Good, wasn’t it? I don’t know about you, but I was hooked from the opening click. This is an article that is almost literally taking us somewhere on a boat. It’s atmospheric, visually striking, and informative too – not that I read it through first time, I confess. I got through the first paragraph and then I skipped ahead because I wanted to see more pictures of the rusty ship. Perhaps you did the same.
That’s fine. It’s a long article and most people aren’t going to read it. But plenty will, because it’s captured their imagination – what’s the ship doing there? What’s it like to live on it? The article does a neat job of giving the casual viewer the gist of the story, while inviting them to go deeper and explore the geopolitics of the South China Sea – something they might not have realised they were interested in.
Getting the message
That’s fine for a Sunday supplement article, but imagine this is a charity communication or a marketing piece. You’ve got key messages you want to get across, important information, and a call to action that shouldn’t be missed. Can you use a similar multimedia style and still be more targeted in the message?
Well, you might want to cut down the word length. The dangers of fracking is a good campaign example. The creators of this particular piece have recognised that visitors are going to be tempted to scroll on through and watch the graphical fireworks, so they’ve kept the words to a minimum.
The flipside is that it’s a superficial treatment of a complex subject, great for raising awareness among those with little interest. Not so good for those looking to debate the topic or learn more about it. So you’ve got to know your audience.

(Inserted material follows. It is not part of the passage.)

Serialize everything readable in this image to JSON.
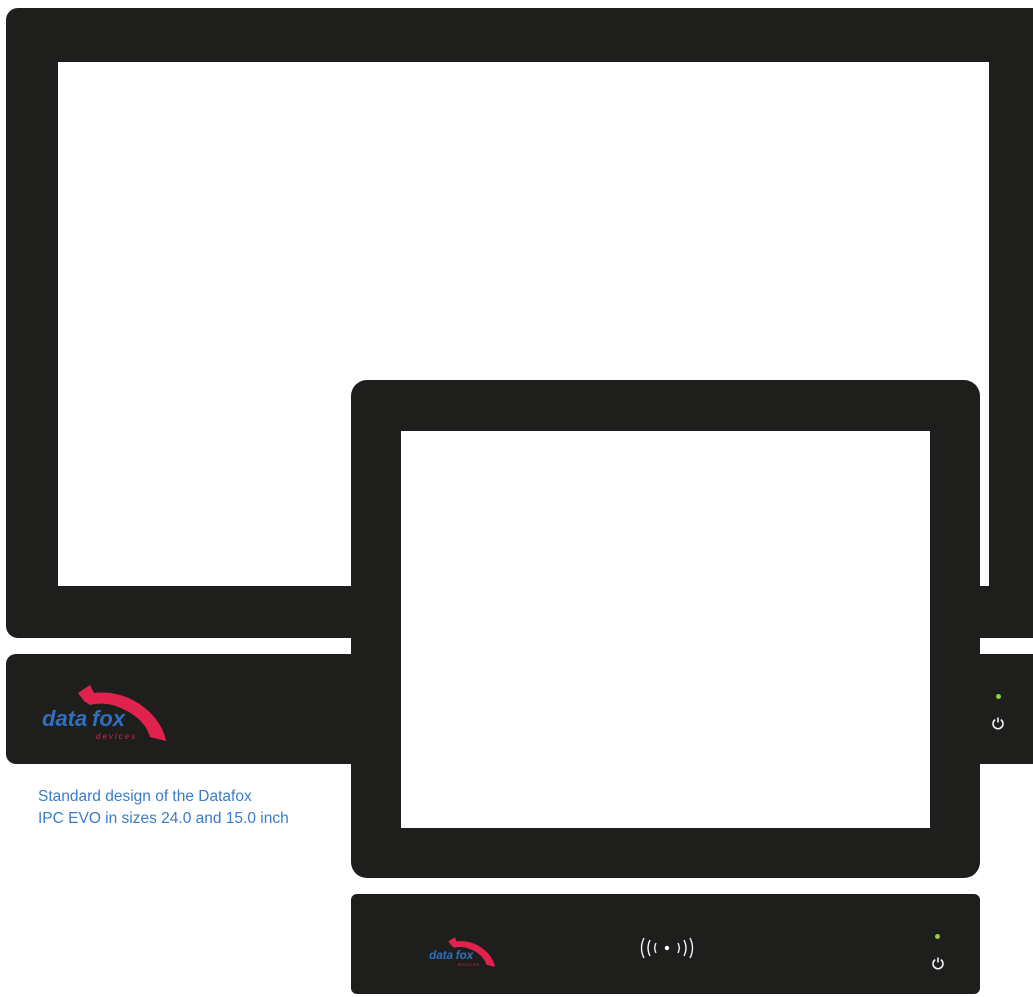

There is a real risk that storytelling in this form could become style over substance, but it is possible to tell human stories that resonate emotionally too. See jessandruss.us, a love story and the most innovative wedding RSVP you’ll see this year. Too bad you’re not invited.
Serving the story
Needless to say, flashy user experiences are not an end in themselves. If all the viewer notices is the graphics, then the point has been lost. At the heart of it there’s got to be a good story – one that is relevant, engaging and well written. That’s the starting point, and the role of the visuals is to showcase the story.
That means striking a balance between text and image, entertainment and information, choosing a format wisely and understanding our audiences.
This is where we can help.
We think this form of online storytelling is an exciting new possibility, but it’s going to be done badly more often than it’s done well. What we can offer is an intelligent, holistic approach where the form and content work together – here’s one we made earlier, if you want to see what we mean. If you’ve got a story you want to tell, get in touch.